┌─ SOURCE MATERIAL

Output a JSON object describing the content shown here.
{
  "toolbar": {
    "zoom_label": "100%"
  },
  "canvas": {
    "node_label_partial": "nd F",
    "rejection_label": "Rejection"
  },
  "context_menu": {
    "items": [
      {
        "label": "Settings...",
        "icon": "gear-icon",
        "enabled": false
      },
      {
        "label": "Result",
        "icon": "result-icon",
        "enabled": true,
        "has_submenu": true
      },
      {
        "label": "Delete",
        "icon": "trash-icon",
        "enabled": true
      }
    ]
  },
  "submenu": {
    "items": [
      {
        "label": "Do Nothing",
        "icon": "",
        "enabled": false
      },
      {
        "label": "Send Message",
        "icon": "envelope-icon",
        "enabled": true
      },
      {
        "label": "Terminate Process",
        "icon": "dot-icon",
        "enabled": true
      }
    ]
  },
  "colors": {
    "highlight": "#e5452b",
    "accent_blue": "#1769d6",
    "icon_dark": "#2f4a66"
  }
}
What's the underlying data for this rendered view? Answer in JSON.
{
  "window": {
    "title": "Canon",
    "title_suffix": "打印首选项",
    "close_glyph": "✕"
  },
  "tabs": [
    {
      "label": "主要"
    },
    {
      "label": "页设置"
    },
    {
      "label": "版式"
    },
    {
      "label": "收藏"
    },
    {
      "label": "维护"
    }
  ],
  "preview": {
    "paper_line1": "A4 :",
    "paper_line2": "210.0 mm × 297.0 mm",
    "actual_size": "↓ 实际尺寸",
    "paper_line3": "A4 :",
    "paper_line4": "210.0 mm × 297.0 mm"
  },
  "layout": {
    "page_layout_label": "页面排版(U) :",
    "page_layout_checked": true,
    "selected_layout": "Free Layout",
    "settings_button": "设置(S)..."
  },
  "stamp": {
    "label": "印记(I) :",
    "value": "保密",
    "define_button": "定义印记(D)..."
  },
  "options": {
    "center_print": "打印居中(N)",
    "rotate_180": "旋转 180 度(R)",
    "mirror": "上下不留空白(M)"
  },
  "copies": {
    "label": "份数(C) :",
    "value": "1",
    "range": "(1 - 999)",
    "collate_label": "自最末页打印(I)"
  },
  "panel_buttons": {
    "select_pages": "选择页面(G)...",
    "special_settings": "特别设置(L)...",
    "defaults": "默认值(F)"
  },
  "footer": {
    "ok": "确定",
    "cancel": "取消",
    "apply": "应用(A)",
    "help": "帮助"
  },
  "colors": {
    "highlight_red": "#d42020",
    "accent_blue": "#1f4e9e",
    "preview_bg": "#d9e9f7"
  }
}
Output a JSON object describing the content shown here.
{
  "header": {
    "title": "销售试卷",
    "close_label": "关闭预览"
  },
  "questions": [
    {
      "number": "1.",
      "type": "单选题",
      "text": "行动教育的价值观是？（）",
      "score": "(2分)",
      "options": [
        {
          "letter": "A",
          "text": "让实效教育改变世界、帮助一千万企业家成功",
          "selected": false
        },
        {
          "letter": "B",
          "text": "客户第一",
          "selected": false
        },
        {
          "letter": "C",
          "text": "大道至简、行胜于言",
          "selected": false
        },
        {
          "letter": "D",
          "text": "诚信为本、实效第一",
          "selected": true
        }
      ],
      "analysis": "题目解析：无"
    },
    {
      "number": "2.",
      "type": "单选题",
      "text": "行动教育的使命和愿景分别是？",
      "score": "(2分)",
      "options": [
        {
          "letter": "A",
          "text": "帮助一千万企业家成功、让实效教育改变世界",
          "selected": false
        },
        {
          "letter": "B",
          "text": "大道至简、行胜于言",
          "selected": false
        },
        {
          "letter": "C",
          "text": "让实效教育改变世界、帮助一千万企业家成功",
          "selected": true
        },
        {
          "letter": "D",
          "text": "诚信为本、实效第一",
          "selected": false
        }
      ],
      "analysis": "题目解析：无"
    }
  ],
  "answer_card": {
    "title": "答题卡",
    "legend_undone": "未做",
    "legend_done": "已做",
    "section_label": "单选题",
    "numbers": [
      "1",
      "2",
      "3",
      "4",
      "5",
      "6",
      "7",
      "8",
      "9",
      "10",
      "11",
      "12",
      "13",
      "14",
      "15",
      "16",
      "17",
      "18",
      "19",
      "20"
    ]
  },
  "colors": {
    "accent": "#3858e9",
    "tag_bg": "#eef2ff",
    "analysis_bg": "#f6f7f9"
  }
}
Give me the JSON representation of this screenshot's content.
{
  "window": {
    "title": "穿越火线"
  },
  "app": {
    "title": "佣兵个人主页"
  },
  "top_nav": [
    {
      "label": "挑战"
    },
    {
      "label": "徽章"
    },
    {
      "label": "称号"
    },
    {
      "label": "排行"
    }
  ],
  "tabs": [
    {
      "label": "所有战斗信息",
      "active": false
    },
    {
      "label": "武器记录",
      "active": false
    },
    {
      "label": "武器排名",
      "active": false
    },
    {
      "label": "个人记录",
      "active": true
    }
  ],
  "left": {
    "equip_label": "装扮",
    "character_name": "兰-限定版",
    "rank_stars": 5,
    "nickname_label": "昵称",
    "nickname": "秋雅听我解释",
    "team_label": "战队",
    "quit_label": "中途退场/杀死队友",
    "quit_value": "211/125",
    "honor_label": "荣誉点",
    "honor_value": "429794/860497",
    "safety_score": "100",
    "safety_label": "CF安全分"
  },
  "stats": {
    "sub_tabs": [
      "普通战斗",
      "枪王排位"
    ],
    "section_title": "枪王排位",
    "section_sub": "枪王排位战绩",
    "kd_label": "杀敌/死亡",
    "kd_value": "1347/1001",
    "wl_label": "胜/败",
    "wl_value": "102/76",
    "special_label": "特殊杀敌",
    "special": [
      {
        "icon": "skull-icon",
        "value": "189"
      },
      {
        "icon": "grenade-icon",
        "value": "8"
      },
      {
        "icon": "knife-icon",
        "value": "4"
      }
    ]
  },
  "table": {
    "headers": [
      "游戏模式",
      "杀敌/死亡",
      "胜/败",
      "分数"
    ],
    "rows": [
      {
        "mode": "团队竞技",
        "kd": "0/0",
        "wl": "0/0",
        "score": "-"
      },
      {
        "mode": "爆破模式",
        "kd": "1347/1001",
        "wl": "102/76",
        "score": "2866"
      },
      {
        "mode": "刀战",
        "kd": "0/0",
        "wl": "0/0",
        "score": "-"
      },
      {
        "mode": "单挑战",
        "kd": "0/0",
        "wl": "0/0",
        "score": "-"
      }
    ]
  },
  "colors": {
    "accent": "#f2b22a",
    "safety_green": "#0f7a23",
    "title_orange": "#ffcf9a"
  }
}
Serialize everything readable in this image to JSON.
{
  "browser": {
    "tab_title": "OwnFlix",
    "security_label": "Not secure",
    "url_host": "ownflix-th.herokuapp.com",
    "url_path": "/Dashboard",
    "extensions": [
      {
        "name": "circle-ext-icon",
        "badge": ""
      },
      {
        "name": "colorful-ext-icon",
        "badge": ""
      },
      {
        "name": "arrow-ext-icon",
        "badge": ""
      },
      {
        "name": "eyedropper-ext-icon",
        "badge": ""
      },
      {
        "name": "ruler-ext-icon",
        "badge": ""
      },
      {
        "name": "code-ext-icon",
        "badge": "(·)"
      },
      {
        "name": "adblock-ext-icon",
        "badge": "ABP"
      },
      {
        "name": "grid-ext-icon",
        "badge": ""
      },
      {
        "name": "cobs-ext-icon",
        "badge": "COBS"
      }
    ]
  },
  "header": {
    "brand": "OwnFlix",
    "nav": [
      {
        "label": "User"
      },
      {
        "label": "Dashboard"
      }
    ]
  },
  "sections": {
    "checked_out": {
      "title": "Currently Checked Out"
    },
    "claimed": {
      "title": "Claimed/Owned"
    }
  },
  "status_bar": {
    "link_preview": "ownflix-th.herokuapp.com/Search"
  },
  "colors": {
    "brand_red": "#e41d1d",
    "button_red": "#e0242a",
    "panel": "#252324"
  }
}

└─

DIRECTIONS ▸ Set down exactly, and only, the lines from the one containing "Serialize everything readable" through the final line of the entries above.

EXERCISE RESULT ▸
Serialize everything readable in this image to JSON.
{
  "browser": {
    "tab_title": "OwnFlix",
    "security_label": "Not secure",
    "url_host": "ownflix-th.herokuapp.com",
    "url_path": "/Dashboard",
    "extensions": [
      {
        "name": "circle-ext-icon",
        "badge": ""
      },
      {
        "name": "colorful-ext-icon",
        "badge": ""
      },
      {
        "name": "arrow-ext-icon",
        "badge": ""
      },
      {
        "name": "eyedropper-ext-icon",
        "badge": ""
      },
      {
        "name": "ruler-ext-icon",
        "badge": ""
      },
      {
        "name": "code-ext-icon",
        "badge": "(·)"
      },
      {
        "name": "adblock-ext-icon",
        "badge": "ABP"
      },
      {
        "name": "grid-ext-icon",
        "badge": ""
      },
      {
        "name": "cobs-ext-icon",
        "badge": "COBS"
      }
    ]
  },
  "header": {
    "brand": "OwnFlix",
    "nav": [
      {
        "label": "User"
      },
      {
        "label": "Dashboard"
      }
    ]
  },
  "sections": {
    "checked_out": {
      "title": "Currently Checked Out"
    },
    "claimed": {
      "title": "Claimed/Owned"
    }
  },
  "status_bar": {
    "link_preview": "ownflix-th.herokuapp.com/Search"
  },
  "colors": {
    "brand_red": "#e41d1d",
    "button_red": "#e0242a",
    "panel": "#252324"
  }
}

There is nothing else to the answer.